(Directions): A verbatim reproduction of every entry is the expected answer.

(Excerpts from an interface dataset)
□ □ □ □ □ □ □

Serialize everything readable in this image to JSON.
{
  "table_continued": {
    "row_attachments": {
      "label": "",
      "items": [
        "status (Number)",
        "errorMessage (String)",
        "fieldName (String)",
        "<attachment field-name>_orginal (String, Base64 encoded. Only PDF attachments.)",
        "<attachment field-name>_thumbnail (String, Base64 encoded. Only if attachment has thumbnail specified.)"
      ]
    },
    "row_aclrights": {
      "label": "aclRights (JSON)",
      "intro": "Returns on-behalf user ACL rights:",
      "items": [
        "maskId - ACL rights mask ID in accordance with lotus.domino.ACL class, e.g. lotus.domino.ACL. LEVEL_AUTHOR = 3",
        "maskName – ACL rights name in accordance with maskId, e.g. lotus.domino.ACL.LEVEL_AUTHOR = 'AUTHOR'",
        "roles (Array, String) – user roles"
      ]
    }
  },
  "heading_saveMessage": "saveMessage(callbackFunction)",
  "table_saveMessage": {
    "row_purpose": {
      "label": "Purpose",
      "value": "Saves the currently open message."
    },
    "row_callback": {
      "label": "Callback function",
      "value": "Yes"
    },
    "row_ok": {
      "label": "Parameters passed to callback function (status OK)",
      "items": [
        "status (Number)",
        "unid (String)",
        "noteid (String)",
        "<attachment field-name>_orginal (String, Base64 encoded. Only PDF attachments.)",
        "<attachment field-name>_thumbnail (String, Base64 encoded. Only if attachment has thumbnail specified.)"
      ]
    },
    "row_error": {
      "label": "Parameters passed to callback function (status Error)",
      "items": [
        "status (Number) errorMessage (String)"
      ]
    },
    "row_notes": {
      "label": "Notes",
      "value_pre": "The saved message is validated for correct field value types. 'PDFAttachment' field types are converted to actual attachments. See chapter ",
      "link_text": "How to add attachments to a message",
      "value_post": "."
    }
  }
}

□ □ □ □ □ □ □

(Response area):
Serialize everything readable in this image to JSON.
{
  "table_continued": {
    "row_attachments": {
      "label": "",
      "items": [
        "status (Number)",
        "errorMessage (String)",
        "fieldName (String)",
        "<attachment field-name>_orginal (String, Base64 encoded. Only PDF attachments.)",
        "<attachment field-name>_thumbnail (String, Base64 encoded. Only if attachment has thumbnail specified.)"
      ]
    },
    "row_aclrights": {
      "label": "aclRights (JSON)",
      "intro": "Returns on-behalf user ACL rights:",
      "items": [
        "maskId - ACL rights mask ID in accordance with lotus.domino.ACL class, e.g. lotus.domino.ACL. LEVEL_AUTHOR = 3",
        "maskName – ACL rights name in accordance with maskId, e.g. lotus.domino.ACL.LEVEL_AUTHOR = 'AUTHOR'",
        "roles (Array, String) – user roles"
      ]
    }
  },
  "heading_saveMessage": "saveMessage(callbackFunction)",
  "table_saveMessage": {
    "row_purpose": {
      "label": "Purpose",
      "value": "Saves the currently open message."
    },
    "row_callback": {
      "label": "Callback function",
      "value": "Yes"
    },
    "row_ok": {
      "label": "Parameters passed to callback function (status OK)",
      "items": [
        "status (Number)",
        "unid (String)",
        "noteid (String)",
        "<attachment field-name>_orginal (String, Base64 encoded. Only PDF attachments.)",
        "<attachment field-name>_thumbnail (String, Base64 encoded. Only if attachment has thumbnail specified.)"
      ]
    },
    "row_error": {
      "label": "Parameters passed to callback function (status Error)",
      "items": [
        "status (Number) errorMessage (String)"
      ]
    },
    "row_notes": {
      "label": "Notes",
      "value_pre": "The saved message is validated for correct field value types. 'PDFAttachment' field types are converted to actual attachments. See chapter ",
      "link_text": "How to add attachments to a message",
      "value_post": "."
    }
  }
}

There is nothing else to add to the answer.